Spartacus, 2010

Future Hope column, October 30, 2010

By Ted Glick

“But what can I tell you of him? They want to make him a giant, but he wasn’t a giant. He was an ordinary man. He was gentle and good and filled with love. When the slaves would fight and bicker, Spartacus would call them together, and they would all talk, and then he’d talk to them and they’d listen. They did bad things, but they always wanted to be better. And Spartacus taught me that all the bad things men do, they do because they are afraid. He showed me how men could change and become fine and beautiful, if only they lived in brotherhood and shared all they had among them. I saw this. I lived through it. They were something like the world never saw before. They were the way people can be.”

-Varinia, soul mate and wife of Spartacus, in “Spartacus,” by Howard Fast

I’ve watched the movie at least five times, but I’ve never read the book, until this week. Written in 1951 during the height of the repressive McCarthy era by one of the 20th century’s most popular authors, Howard Fast, “Spartacus” is one of the most inspiring and insightful books I have ever read.

Fast, a member of the Communist Party at the time, was called before the House Committee on Un-American Activities in 1950. When he refused to give this committee the names of contributors to a fund for orphaned children of Americans who had fought against fascism in the Spanish Civil War, he was given a three-month sentence for contempt of Congress.

According to Wikipedia, “It was while he was in jail that Fast began writing his most famous work, Spartacus, a novel about an uprising among Roman slaves. Blacklisted by major publishing houses following his release from prison, Fast was forced to publish the novel himself. By the standards of a self-published book, it was a great success, going through seven printings in the first four months of publication. According to Fast in his memoir, 50,000 copies were printed, of which 48,000 were sold.”

There’s no doubt in my mind that the publication and circulation of Spartacus had more than a little bit to do with the eventual end of McCarthyism and the rise of the movement for justice and peace in the 1960’s.

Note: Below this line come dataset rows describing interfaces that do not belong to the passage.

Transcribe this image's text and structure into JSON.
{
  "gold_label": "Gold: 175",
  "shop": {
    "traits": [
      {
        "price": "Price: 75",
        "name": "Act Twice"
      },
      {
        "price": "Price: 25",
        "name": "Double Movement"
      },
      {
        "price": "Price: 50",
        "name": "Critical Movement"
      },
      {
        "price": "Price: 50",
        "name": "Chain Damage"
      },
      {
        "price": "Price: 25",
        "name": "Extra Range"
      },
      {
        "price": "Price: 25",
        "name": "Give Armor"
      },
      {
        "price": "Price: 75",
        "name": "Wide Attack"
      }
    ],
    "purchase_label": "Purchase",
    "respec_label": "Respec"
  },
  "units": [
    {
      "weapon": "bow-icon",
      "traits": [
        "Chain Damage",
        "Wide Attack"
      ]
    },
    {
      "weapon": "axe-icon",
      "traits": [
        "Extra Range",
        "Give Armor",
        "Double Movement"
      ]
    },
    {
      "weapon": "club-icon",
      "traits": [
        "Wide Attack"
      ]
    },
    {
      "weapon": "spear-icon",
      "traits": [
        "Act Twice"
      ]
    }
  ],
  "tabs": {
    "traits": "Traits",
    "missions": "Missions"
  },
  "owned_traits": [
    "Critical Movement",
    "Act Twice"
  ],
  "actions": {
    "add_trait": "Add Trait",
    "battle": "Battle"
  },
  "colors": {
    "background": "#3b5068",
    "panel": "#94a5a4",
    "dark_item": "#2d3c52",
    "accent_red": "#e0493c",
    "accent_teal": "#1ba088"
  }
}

History, indeed, rarely moves forward in an unbroken upwards direction. It’s more like our personal lives, full of ups and downs.

Because I’ve seen the movie, which features Kirk Douglas and Jean Simmons in leading roles, I knew the Spartacus story, a true story of a massive rebellion by Roman slaves from 73-70 BC. But as sometimes happens with books in relation to movies, there was a depth of analysis, an attention to detail, in the book that the movie wasn’t able to fully capture.

Fast’s elucidation of the relations between oppressor and oppressed, combined with wise descriptions about relations between individual people within that class society, are masterfully drawn .

He contrasts the lives of the Roman rulers, and those who identified with them, with the lives of slaves, who constituted a large percentage of Roman society. Through the words of a Roman Senator, Gracchus, he explains “how empty our lives are. That is because we spend so much time filling our lives. All the natural acts of barbarians, eating and drinking and living and laughing – all these things we have made a great ritual and fetish out of. We talk of love, but we don’t love, and with our endless innovations and perversions we try to find a substitute. With us, amusement has taken the place of happiness, and as each amusement palls, there must be something more amusing, more exciting – more and more and more. We have brutalized ourselves to a point were we are insensitive to what we do, and this insensitivity grows.”

Not just 2,000 years ago, but still today, for the dominant culture of the dominant system.

Spartacus, on the other hand, as explained by Varinia after his death, “wanted a world where there were no slaves and no masters, only people living together in peace and brotherhood. He said that we would take from Rome what was good and beautiful. We would build cities without walls, and all men would live in peace and brotherhood, and there would be no more war and no more misery and no more suffering.”

Or as Spartacus says to a Roman soldier, “The world is tired of the wealth and splendor that you have squeezed out of our blood and bone. The world is tired of the song of the whip. We don’t want to hear that song any more. In the beginning, all men were alike and they lived in peace and they shared among them what they had. But now there are two kinds of men, the master and the slave. But there are more of us than there are of you, many more. And we are stronger than you, better than you. All that is good in mankind belongs to us.”

Today, after almost a century of revolutions, corruption of revolutions and counter-revolutions, we know that the process of economic, social and cultural transformation is not so simple. We know from historical experience that the most noble of causes can turn sour, turn into its opposite, become a force of oppression rather than liberation. That is why it is essential that as we build our movement to transform the world we must be about the transformation today of how we live as human beings, how we interact with others, how we consciously build a new and loving culture as we strive together towards a new world.

Historical examples like the Spartacus rebellion are part of the usually-hidden history most of us don’t get in the public schools growing up. Learning this history is important so that we can deal with the down times of the work of social change. Our hearts and our spirits will be stronger as we remember those who have gone before us who refused to give in despite much more difficult circumstances.

Spartacus lives!

Ted Glick has been a progressive activist and organizer since 1968. Past writings and more information can be found at